## TASK BRIEF:
Which lines below contain "JSON"? Pull them out.

## EXTRACTED RECORDS:
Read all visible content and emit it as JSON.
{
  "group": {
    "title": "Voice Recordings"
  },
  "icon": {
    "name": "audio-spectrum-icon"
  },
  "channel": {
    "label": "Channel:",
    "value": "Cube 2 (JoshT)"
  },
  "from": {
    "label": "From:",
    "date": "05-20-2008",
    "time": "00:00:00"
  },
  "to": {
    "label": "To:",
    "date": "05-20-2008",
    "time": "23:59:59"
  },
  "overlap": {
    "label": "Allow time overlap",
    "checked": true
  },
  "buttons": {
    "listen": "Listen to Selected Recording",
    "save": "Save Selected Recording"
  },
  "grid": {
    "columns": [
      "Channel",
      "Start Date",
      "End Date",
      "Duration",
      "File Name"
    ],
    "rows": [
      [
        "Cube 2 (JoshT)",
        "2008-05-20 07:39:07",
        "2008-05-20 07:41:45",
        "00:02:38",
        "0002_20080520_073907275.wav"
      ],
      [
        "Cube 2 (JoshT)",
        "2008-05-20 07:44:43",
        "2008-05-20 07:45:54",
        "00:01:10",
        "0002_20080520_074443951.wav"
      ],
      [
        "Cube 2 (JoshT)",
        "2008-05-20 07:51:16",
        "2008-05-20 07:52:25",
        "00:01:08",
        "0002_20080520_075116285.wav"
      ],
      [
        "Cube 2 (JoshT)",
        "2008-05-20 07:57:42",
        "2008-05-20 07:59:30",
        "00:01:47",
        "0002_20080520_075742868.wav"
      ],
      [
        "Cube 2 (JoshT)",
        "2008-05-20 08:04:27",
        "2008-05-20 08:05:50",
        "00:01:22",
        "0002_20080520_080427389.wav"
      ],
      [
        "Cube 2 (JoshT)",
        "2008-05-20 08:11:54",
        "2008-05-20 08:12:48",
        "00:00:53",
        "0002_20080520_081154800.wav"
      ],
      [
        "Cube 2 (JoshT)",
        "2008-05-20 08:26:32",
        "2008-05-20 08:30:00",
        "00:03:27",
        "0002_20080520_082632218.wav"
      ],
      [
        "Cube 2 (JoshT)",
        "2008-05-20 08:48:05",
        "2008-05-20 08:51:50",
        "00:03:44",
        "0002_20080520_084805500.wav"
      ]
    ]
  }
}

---

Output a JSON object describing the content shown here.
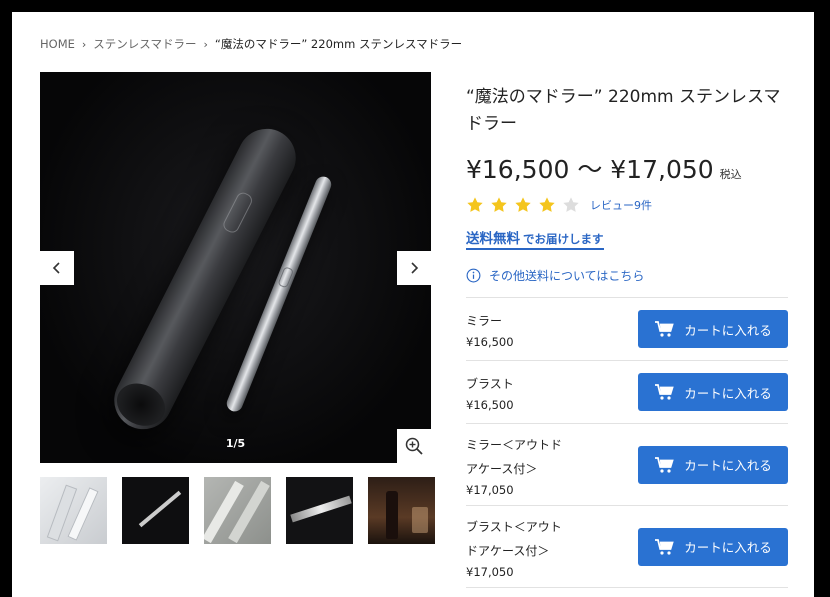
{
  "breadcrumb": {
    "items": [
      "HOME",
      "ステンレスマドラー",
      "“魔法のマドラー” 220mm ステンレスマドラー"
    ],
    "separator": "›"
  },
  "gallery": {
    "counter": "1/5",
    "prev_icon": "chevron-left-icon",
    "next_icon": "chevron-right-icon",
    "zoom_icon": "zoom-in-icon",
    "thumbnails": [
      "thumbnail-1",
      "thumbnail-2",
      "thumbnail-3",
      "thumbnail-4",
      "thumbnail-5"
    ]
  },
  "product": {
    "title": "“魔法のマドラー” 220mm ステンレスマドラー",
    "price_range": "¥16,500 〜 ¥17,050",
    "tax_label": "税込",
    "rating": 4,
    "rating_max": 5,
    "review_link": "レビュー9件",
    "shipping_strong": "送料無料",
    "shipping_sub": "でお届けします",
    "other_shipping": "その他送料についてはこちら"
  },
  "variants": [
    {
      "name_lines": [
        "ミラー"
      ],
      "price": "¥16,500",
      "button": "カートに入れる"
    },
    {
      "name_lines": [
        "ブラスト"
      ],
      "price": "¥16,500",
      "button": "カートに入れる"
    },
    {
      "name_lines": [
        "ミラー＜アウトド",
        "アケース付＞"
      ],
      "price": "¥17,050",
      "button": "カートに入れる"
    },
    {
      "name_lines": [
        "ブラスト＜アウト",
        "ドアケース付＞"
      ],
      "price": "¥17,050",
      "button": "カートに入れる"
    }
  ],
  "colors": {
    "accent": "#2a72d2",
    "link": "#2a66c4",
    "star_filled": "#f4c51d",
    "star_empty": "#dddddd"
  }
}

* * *

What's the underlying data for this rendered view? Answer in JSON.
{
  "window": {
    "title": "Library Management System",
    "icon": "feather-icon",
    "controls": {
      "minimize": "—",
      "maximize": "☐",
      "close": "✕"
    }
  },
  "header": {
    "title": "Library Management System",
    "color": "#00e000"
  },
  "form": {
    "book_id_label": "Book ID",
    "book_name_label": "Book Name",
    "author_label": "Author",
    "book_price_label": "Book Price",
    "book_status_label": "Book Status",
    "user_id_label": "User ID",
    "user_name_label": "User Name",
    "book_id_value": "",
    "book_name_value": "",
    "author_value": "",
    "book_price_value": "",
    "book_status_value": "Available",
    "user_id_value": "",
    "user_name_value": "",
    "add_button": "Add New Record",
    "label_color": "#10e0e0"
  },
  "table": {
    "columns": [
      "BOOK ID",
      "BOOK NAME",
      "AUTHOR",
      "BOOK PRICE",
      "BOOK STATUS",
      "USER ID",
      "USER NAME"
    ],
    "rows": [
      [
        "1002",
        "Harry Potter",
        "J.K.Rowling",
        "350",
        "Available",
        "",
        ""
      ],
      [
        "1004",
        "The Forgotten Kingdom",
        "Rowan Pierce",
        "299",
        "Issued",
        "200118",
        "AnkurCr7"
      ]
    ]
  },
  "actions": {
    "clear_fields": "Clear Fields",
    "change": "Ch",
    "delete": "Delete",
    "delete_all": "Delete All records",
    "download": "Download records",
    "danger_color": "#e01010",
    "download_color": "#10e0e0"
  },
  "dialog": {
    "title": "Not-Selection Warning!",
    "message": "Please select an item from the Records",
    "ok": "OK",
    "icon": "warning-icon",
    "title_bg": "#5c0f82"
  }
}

## EXERCISE SOLUTION:
Read all visible content and emit it as JSON.
Output a JSON object describing the content shown here.
What's the underlying data for this rendered view? Answer in JSON.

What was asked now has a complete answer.